I came across him in 1993 when his book The Moral Sense was published. My copy is well marked and contains reviews by George Will, Christopher Manion, and Alasdair MacIntyre. Arthur Brooks argues that this book established “that man is, at his core, a moral creature. Some may say this is the product of evolutionary biology; others may chalk it up to God or natural law. But whatever the origin, Wilson believed that our moral sense was a central fact of humanity and an utter refutation of modern relativism.”
Wilson wrote in his preface: “Why have people lost the confidence with which they once spoke publically about morality? Why has moral discourse become unfashionable or merely partisan? I believe it is because we have learned either firsthand from intellectuals or secondhand from the pronouncements of people influenced by intellectuals, that morality has no basis in science or logic. To defend morality is to defend the indefensible.” He then goes on to describe how the writings of Darwin, Freud and Marx have contributed to this problem. Theorists have tried to talk us out of believing that we have a moral sense.
“Our reluctance to speak of morality and our suspicion, nurtured by our best minds, that we cannot ‘prove’ our moral principles has amputated our public discourse at our knees. We have cut off the legs on which any serious discussion of marriage, schools, or mass entertainment must stand.”
“The argument of this book is that people have a natural moral sense, a sense that is formed out of the interaction of their innate dispositions with their earliest familial experiences.” He addresses the criticism of being judgmental or imposing your views of other people. “The moral relativism of the modern age has probably contributed to the increase in crime rates…It has done so by replacing the belief in personal responsibility with the notion of social causation and by supplying to those marginal persons at risk for crime a justification for doing what they might have done anyway.”
By contrast Wilson argues that everyone makes moral judgments at a very young age, and we distinguish between actions on the grounds that some are right and others wrong. Also, we acquire a set of social habits that we find pleasing in others and satisfying when we practice them ourselves. He goes on to discuss sympathy, fairness, self-control and duty.
St. Paul knew all this when he wrote, “When the Gentiles who do not have the law, do by nature things required by the law, they are a law for themselves, even though they do not have the law, since they show that the requirements of the law are written on their hearts, their consciences also bearing witness, and their thoughts now accusing, now even defending them. This will take place on the day when God will judge men’s secrets through Jesus Christ, as my gospel declares.” (Romans 2:14-16)

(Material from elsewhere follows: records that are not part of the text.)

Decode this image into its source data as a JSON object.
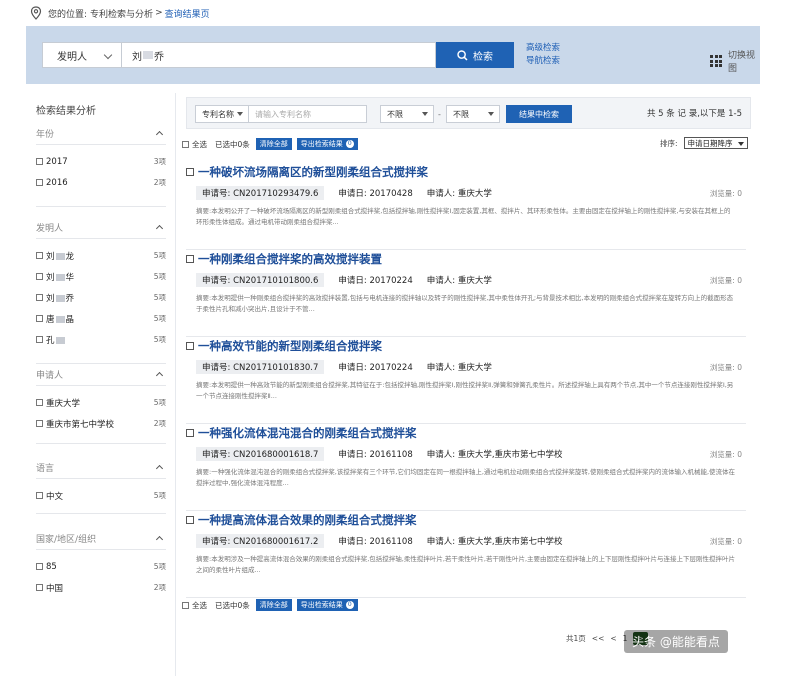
{
  "breadcrumb": {
    "label": "您的位置:",
    "path": "专利检索与分析",
    "separator": ">",
    "current": "查询结果页"
  },
  "search": {
    "field_select": "发明人",
    "query_prefix": "刘",
    "query_suffix": "乔",
    "search_button": "检索",
    "advanced_link": "高级检索",
    "nav_link": "导航检索",
    "switch_view": "切换视图"
  },
  "sidebar": {
    "title": "检索结果分析",
    "groups": [
      {
        "name": "年份",
        "items": [
          {
            "label": "2017",
            "count": "3项"
          },
          {
            "label": "2016",
            "count": "2项"
          }
        ]
      },
      {
        "name": "发明人",
        "items": [
          {
            "label_a": "刘",
            "label_b": "龙",
            "count": "5项"
          },
          {
            "label_a": "刘",
            "label_b": "华",
            "count": "5项"
          },
          {
            "label_a": "刘",
            "label_b": "乔",
            "count": "5项"
          },
          {
            "label_a": "唐",
            "label_b": "晶",
            "count": "5项"
          },
          {
            "label_a": "孔",
            "label_b": "",
            "count": "5项"
          }
        ]
      },
      {
        "name": "申请人",
        "items": [
          {
            "label": "重庆大学",
            "count": "5项"
          },
          {
            "label": "重庆市第七中学校",
            "count": "2项"
          }
        ]
      },
      {
        "name": "语言",
        "items": [
          {
            "label": "中文",
            "count": "5项"
          }
        ]
      },
      {
        "name": "国家/地区/组织",
        "items": [
          {
            "label": "85",
            "count": "5项"
          },
          {
            "label": "中国",
            "count": "2项"
          }
        ]
      }
    ]
  },
  "toolbar": {
    "field_select": "专利名称",
    "input_placeholder": "请输入专利名称",
    "range_from": "不限",
    "range_to": "不限",
    "dash": "-",
    "search_in_results": "结果中检索",
    "count_text": "共 5 条 记 录,以下是 1-5"
  },
  "selection": {
    "select_all": "全选",
    "selected": "已选中0条",
    "clear_all": "清除全部",
    "export": "导出检索结果",
    "export_count": "0",
    "sort_label": "排序:",
    "sort_value": "申请日期降序"
  },
  "results": [
    {
      "title": "一种破坏流场隔离区的新型刚柔组合式搅拌桨",
      "app_no_label": "申请号:",
      "app_no": "CN201710293479.6",
      "date_label": "申请日:",
      "date": "20170428",
      "applicant_label": "申请人:",
      "applicant": "重庆大学",
      "views": "浏览量: 0",
      "abstract": "摘要:本发明公开了一种破坏流场隔离区的新型刚柔组合式搅拌桨,包括搅拌轴,刚性搅拌桨Ⅰ,固定装置,其框、搅拌片、其环形柔性体。主要由固定在搅拌轴上的刚性搅拌桨,与安装在其框上的环形柔性体组成。通过电机带动刚柔组合搅拌桨..."
    },
    {
      "title": "一种刚柔组合搅拌桨的高效搅拌装置",
      "app_no_label": "申请号:",
      "app_no": "CN201710101800.6",
      "date_label": "申请日:",
      "date": "20170224",
      "applicant_label": "申请人:",
      "applicant": "重庆大学",
      "views": "浏览量: 0",
      "abstract": "摘要:本发明提供一种刚柔组合搅拌桨的高效搅拌装置,包括与电机连接的搅拌轴以及转子的刚性搅拌桨,其中柔性体开孔;与背景技术相比,本发明的刚柔组合式搅拌桨在旋转方向上的截面形态于柔性片孔和减小突出片,且设计于不管..."
    },
    {
      "title": "一种高效节能的新型刚柔组合搅拌桨",
      "app_no_label": "申请号:",
      "app_no": "CN201710101830.7",
      "date_label": "申请日:",
      "date": "20170224",
      "applicant_label": "申请人:",
      "applicant": "重庆大学",
      "views": "浏览量: 0",
      "abstract": "摘要:本发明提供一种高效节能的新型刚柔组合搅拌桨,其特征在于:包括搅拌轴,刚性搅拌桨Ⅰ,刚性搅拌桨Ⅱ,弹簧和弹簧孔柔性片。所述搅拌轴上具有两个节点,其中一个节点连接刚性搅拌桨Ⅰ,另一个节点连接刚性搅拌桨Ⅱ..."
    },
    {
      "title": "一种强化流体混沌混合的刚柔组合式搅拌桨",
      "app_no_label": "申请号:",
      "app_no": "CN201680001618.7",
      "date_label": "申请日:",
      "date": "20161108",
      "applicant_label": "申请人:",
      "applicant": "重庆大学,重庆市第七中学校",
      "views": "浏览量: 0",
      "abstract": "摘要:一种强化流体混沌混合的刚柔组合式搅拌桨,该搅拌桨有三个环节,它们均固定在同一根搅拌轴上,通过电机拉动刚柔组合式搅拌桨旋转,使刚柔组合式搅拌桨内的流体输入机械能,使流体在搅拌过程中,强化流体混沌程度..."
    },
    {
      "title": "一种提高流体混合效果的刚柔组合式搅拌桨",
      "app_no_label": "申请号:",
      "app_no": "CN201680001617.2",
      "date_label": "申请日:",
      "date": "20161108",
      "applicant_label": "申请人:",
      "applicant": "重庆大学,重庆市第七中学校",
      "views": "浏览量: 0",
      "abstract": "摘要:本发明涉及一种提高流体混合效果的刚柔组合式搅拌桨,包括搅拌轴,柔性搅拌叶片,若干柔性叶片,若干刚性叶片,主要由固定在搅拌轴上的上下层刚性搅拌叶片与连接上下层刚性搅拌叶片之间的柔性叶片组成..."
    }
  ],
  "bottom_selection": {
    "select_all": "全选",
    "selected": "已选中0条",
    "clear_all": "清除全部",
    "export": "导出检索结果",
    "export_count": "0"
  },
  "pager": {
    "total": "共1页",
    "prev": "<<",
    "prev2": "<",
    "page": "1",
    "next": ">"
  },
  "watermark": "头条 @能能看点",
  "colors": {
    "primary": "#1f62b4",
    "header_band": "#c9d8ea",
    "title_link": "#1f4f99"
  }
}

“The Moral Sense” is worth reading, nearly twenty years later. I am glad that such a political scientist who taught at Harvard, UCLA, Boston College and Pepperdine received such appreciation at and before his death.